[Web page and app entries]
|---|
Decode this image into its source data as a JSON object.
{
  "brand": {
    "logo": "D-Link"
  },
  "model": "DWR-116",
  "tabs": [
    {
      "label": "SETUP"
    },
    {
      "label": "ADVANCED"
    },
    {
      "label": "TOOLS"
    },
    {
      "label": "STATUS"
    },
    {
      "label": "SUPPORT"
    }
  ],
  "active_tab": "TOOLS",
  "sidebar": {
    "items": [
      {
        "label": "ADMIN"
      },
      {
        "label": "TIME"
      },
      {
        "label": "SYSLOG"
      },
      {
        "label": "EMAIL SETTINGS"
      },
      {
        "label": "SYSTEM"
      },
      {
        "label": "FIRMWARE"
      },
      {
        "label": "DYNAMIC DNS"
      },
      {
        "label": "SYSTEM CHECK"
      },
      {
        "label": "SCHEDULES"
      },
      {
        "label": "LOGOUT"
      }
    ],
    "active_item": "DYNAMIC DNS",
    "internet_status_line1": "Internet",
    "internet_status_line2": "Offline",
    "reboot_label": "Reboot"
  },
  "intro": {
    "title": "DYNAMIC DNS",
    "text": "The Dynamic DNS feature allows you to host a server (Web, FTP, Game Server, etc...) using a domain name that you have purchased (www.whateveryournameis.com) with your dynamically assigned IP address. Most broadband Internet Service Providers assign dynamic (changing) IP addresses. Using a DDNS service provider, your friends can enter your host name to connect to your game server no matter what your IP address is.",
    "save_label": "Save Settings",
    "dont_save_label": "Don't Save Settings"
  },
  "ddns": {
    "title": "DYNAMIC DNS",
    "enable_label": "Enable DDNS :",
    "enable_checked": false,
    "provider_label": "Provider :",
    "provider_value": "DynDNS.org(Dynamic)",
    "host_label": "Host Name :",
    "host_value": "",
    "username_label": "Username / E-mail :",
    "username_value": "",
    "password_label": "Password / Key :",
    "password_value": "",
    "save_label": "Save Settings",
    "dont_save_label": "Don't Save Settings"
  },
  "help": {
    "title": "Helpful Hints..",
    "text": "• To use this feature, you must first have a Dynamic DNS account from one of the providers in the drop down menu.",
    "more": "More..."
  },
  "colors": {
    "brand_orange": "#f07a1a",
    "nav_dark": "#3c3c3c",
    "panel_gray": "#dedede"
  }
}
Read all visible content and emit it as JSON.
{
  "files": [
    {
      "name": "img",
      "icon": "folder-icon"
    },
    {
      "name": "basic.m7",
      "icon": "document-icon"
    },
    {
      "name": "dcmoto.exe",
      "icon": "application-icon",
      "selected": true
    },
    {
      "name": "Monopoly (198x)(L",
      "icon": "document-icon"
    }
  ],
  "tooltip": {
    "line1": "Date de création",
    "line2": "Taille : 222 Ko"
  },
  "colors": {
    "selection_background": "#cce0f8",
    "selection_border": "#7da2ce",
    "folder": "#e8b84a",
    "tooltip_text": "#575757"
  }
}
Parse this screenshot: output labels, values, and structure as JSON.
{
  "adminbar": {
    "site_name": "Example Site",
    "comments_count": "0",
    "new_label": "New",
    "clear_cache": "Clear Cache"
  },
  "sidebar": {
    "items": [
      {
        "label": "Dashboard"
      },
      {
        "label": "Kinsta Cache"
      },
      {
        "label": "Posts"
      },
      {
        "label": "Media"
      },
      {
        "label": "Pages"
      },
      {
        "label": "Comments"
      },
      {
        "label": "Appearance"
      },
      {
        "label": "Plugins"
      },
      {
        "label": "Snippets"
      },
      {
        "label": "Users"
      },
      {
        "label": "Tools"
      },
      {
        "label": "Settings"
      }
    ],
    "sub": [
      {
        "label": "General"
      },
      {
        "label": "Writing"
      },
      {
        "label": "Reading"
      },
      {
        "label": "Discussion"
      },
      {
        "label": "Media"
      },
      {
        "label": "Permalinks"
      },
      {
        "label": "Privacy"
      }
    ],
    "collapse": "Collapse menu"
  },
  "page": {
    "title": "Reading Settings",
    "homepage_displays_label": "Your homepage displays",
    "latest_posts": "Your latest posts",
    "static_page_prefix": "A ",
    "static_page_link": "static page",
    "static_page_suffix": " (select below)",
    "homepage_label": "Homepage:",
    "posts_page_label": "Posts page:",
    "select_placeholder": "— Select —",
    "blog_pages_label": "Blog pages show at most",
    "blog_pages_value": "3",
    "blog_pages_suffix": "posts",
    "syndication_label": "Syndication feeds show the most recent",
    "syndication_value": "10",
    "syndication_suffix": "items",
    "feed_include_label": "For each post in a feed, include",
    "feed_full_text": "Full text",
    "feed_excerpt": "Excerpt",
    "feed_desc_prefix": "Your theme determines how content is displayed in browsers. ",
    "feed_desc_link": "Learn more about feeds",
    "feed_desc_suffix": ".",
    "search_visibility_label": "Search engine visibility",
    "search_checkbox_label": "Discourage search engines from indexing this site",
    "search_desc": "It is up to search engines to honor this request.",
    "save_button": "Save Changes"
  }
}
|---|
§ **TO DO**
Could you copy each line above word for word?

§ **SOLVED PROBLEM**
Decode this image into its source data as a JSON object.
{
  "brand": {
    "logo": "D-Link"
  },
  "model": "DWR-116",
  "tabs": [
    {
      "label": "SETUP"
    },
    {
      "label": "ADVANCED"
    },
    {
      "label": "TOOLS"
    },
    {
      "label": "STATUS"
    },
    {
      "label": "SUPPORT"
    }
  ],
  "active_tab": "TOOLS",
  "sidebar": {
    "items": [
      {
        "label": "ADMIN"
      },
      {
        "label": "TIME"
      },
      {
        "label": "SYSLOG"
      },
      {
        "label": "EMAIL SETTINGS"
      },
      {
        "label": "SYSTEM"
      },
      {
        "label": "FIRMWARE"
      },
      {
        "label": "DYNAMIC DNS"
      },
      {
        "label": "SYSTEM CHECK"
      },
      {
        "label": "SCHEDULES"
      },
      {
        "label": "LOGOUT"
      }
    ],
    "active_item": "DYNAMIC DNS",
    "internet_status_line1": "Internet",
    "internet_status_line2": "Offline",
    "reboot_label": "Reboot"
  },
  "intro": {
    "title": "DYNAMIC DNS",
    "text": "The Dynamic DNS feature allows you to host a server (Web, FTP, Game Server, etc...) using a domain name that you have purchased (www.whateveryournameis.com) with your dynamically assigned IP address. Most broadband Internet Service Providers assign dynamic (changing) IP addresses. Using a DDNS service provider, your friends can enter your host name to connect to your game server no matter what your IP address is.",
    "save_label": "Save Settings",
    "dont_save_label": "Don't Save Settings"
  },
  "ddns": {
    "title": "DYNAMIC DNS",
    "enable_label": "Enable DDNS :",
    "enable_checked": false,
    "provider_label": "Provider :",
    "provider_value": "DynDNS.org(Dynamic)",
    "host_label": "Host Name :",
    "host_value": "",
    "username_label": "Username / E-mail :",
    "username_value": "",
    "password_label": "Password / Key :",
    "password_value": "",
    "save_label": "Save Settings",
    "dont_save_label": "Don't Save Settings"
  },
  "help": {
    "title": "Helpful Hints..",
    "text": "• To use this feature, you must first have a Dynamic DNS account from one of the providers in the drop down menu.",
    "more": "More..."
  },
  "colors": {
    "brand_orange": "#f07a1a",
    "nav_dark": "#3c3c3c",
    "panel_gray": "#dedede"
  }
}
Read all visible content and emit it as JSON.
{
  "files": [
    {
      "name": "img",
      "icon": "folder-icon"
    },
    {
      "name": "basic.m7",
      "icon": "document-icon"
    },
    {
      "name": "dcmoto.exe",
      "icon": "application-icon",
      "selected": true
    },
    {
      "name": "Monopoly (198x)(L",
      "icon": "document-icon"
    }
  ],
  "tooltip": {
    "line1": "Date de création",
    "line2": "Taille : 222 Ko"
  },
  "colors": {
    "selection_background": "#cce0f8",
    "selection_border": "#7da2ce",
    "folder": "#e8b84a",
    "tooltip_text": "#575757"
  }
}
Parse this screenshot: output labels, values, and structure as JSON.
{
  "adminbar": {
    "site_name": "Example Site",
    "comments_count": "0",
    "new_label": "New",
    "clear_cache": "Clear Cache"
  },
  "sidebar": {
    "items": [
      {
        "label": "Dashboard"
      },
      {
        "label": "Kinsta Cache"
      },
      {
        "label": "Posts"
      },
      {
        "label": "Media"
      },
      {
        "label": "Pages"
      },
      {
        "label": "Comments"
      },
      {
        "label": "Appearance"
      },
      {
        "label": "Plugins"
      },
      {
        "label": "Snippets"
      },
      {
        "label": "Users"
      },
      {
        "label": "Tools"
      },
      {
        "label": "Settings"
      }
    ],
    "sub": [
      {
        "label": "General"
      },
      {
        "label": "Writing"
      },
      {
        "label": "Reading"
      },
      {
        "label": "Discussion"
      },
      {
        "label": "Media"
      },
      {
        "label": "Permalinks"
      },
      {
        "label": "Privacy"
      }
    ],
    "collapse": "Collapse menu"
  },
  "page": {
    "title": "Reading Settings",
    "homepage_displays_label": "Your homepage displays",
    "latest_posts": "Your latest posts",
    "static_page_prefix": "A ",
    "static_page_link": "static page",
    "static_page_suffix": " (select below)",
    "homepage_label": "Homepage:",
    "posts_page_label": "Posts page:",
    "select_placeholder": "— Select —",
    "blog_pages_label": "Blog pages show at most",
    "blog_pages_value": "3",
    "blog_pages_suffix": "posts",
    "syndication_label": "Syndication feeds show the most recent",
    "syndication_value": "10",
    "syndication_suffix": "items",
    "feed_include_label": "For each post in a feed, include",
    "feed_full_text": "Full text",
    "feed_excerpt": "Excerpt",
    "feed_desc_prefix": "Your theme determines how content is displayed in browsers. ",
    "feed_desc_link": "Learn more about feeds",
    "feed_desc_suffix": ".",
    "search_visibility_label": "Search engine visibility",
    "search_checkbox_label": "Discourage search engines from indexing this site",
    "search_desc": "It is up to search engines to honor this request.",
    "save_button": "Save Changes"
  }
}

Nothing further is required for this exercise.